Though the character of Damien Sandow is still relatively fresh to WWE audiences, his verbose promos and pretentious, obnoxious demeanor have certainly made fans notice him. After debuting on Smackdown, his charisma was so noticeable that halfway through the summer, he was appearing primarily on Raw. Sandow, like Rhodes, is not a tag team competitor. He needs to be in the U.S. Title hunt, entered into a lengthy program with Antonio Cesaro. These two would engage in highly entertaining technical bouts, and could really lift each other to a higher level of performance. Cesaro, like Sandow, has an enormous ego, and this should make for some compelling verbal battles, as each one tries to outsmart the other. Pitting Sandow against someone like Cesaro will not only serve to bring further credibility to the U.S. championship, which was reduced to a farce due to Santino's title reign, but will establish both men as legitimate, contending singles competitors. Thrusting Sandow in the tag team division is particularly dangerous because he has not yet made a name for himself in singles competition, even less than Cody Rhodes has. Sandow, both as a performer and as a character, can and should stand alone. What a shame it would be for him to be mired for months on end and labeled as a tag team performer. As history has proven, some men shake this label and some don't. Although Matt Hardy is a former ECW champion and did have some memorable rivalries in singles competition, in the minds of many fans, he will forever be known as a tag team wrestler. The same has been said about Billy Gunn and, until recently, Bully Ray. If the WWE really wants to build future stars and take the product into the next decade with credible wrestlers, then Sandow's foray into the tag team division should be brief. Perhaps when he has truly established himself and won some championships, then this point in Sandow's career should be revisited. However, while he is still trying to expand on his gimmick and make himself memorable, this is not the right time for Sandow to try his hand as a tag team competitor.

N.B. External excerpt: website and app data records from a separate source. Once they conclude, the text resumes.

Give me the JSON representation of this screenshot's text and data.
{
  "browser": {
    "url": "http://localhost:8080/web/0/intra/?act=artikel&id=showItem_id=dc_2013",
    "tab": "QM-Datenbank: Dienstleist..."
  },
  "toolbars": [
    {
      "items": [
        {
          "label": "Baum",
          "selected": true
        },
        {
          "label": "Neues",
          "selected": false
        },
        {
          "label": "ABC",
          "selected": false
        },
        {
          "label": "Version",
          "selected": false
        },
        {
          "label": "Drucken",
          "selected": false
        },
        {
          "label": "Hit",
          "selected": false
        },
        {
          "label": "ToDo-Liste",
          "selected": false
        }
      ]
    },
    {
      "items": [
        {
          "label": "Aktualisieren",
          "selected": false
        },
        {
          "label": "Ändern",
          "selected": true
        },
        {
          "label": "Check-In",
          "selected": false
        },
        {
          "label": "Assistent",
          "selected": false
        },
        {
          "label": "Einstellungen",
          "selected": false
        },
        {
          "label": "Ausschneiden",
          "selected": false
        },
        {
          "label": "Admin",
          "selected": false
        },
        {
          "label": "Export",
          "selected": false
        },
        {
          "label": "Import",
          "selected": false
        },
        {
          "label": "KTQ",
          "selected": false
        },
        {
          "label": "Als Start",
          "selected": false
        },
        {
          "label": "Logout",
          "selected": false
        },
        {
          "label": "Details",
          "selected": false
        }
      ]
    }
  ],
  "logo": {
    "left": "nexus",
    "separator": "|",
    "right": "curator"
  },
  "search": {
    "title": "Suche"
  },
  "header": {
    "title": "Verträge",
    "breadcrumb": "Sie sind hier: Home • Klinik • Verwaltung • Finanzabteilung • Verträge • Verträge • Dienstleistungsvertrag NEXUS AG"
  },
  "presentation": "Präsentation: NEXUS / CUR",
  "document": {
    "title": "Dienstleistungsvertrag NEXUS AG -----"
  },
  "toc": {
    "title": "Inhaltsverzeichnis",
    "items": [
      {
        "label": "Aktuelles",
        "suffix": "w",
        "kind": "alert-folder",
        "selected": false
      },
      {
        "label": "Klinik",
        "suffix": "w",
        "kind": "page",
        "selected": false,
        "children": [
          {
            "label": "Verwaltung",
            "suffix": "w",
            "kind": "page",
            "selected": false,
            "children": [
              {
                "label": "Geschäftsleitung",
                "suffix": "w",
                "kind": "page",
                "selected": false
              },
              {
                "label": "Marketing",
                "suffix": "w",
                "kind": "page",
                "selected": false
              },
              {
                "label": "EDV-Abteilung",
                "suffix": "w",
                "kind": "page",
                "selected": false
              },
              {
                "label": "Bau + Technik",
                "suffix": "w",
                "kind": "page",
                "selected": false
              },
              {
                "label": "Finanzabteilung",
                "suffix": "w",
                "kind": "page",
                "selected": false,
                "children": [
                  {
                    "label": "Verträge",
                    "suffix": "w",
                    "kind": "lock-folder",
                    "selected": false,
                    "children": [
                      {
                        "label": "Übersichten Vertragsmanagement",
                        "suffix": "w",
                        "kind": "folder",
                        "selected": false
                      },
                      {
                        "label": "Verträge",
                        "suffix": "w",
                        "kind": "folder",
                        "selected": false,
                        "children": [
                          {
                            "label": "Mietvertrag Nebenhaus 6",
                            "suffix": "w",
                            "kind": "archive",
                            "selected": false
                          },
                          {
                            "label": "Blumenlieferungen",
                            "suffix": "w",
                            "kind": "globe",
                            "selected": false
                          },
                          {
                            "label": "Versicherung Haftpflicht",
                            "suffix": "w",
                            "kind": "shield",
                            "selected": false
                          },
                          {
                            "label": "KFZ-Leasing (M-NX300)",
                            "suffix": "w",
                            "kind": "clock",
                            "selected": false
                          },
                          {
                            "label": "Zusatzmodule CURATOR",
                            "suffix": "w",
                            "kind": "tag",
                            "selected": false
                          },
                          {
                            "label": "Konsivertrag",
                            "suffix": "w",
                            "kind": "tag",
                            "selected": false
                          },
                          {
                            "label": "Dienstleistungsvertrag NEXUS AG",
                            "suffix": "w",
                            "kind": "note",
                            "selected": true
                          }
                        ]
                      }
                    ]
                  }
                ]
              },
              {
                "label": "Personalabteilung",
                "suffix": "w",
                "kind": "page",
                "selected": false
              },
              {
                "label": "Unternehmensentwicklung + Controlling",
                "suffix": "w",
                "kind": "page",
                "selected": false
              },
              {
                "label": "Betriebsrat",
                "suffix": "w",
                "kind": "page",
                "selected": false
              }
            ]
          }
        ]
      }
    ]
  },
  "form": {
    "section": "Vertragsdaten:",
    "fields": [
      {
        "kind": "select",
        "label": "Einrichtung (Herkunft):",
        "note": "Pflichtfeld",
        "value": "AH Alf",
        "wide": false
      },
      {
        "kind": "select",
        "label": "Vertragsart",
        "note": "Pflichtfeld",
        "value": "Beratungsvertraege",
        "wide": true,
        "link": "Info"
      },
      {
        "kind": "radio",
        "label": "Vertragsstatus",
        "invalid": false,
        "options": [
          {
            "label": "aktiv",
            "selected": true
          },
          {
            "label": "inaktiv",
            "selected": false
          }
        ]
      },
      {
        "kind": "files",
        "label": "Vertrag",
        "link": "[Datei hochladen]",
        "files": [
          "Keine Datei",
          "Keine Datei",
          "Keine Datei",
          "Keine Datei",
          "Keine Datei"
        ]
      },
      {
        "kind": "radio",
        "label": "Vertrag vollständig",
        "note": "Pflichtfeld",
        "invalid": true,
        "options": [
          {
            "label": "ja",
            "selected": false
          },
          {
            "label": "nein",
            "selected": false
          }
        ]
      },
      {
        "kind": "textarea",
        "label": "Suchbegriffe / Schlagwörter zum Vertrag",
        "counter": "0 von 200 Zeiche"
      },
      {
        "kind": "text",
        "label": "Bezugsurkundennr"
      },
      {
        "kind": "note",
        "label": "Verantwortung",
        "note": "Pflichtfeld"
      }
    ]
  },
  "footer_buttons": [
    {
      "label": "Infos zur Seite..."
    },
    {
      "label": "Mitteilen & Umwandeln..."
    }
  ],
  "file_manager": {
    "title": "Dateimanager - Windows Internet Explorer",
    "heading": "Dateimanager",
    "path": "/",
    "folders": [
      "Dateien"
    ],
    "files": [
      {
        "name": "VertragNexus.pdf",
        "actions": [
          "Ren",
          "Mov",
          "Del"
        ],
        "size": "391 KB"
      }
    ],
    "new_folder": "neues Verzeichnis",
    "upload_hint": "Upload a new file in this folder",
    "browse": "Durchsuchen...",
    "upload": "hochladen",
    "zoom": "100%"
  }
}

In the interest of the progression of both Rhodes and Sandow, Team Rhodes Scholars needs to lose against Team Hell No on Sunday at Hell in a Cell. A loss of this magnitude can then be used to disband the team and welcome both men back into singles competition by igniting a rivalry. Perhaps on Sunday, Rhodes will try to hit Kane or Bryan with the title belt, but miss and hit Sandow instead, causing him to be pinned. Maybe Sandow will decide that he is too good to be a tag team champion and will walk out on Rhodes, effectively losing the match and ending their partnership. Team Hell No needs to retain their titles on Sunday, and then move into a program with the Primetime Players. Darren Young and Titus O'Neil are young, hungry and entertaining, and if they eventually win the Tag Team titles, they are the ones who can move that division forward. With teams like 3MB, Kidd and Gabriel and the Usos, there won't be any shortage of competition. Sandow and Rhodes do not need the tag team division, and the sooner they are removed from it, the sooner they can progress toward the inevitable stardom and championships that await them both.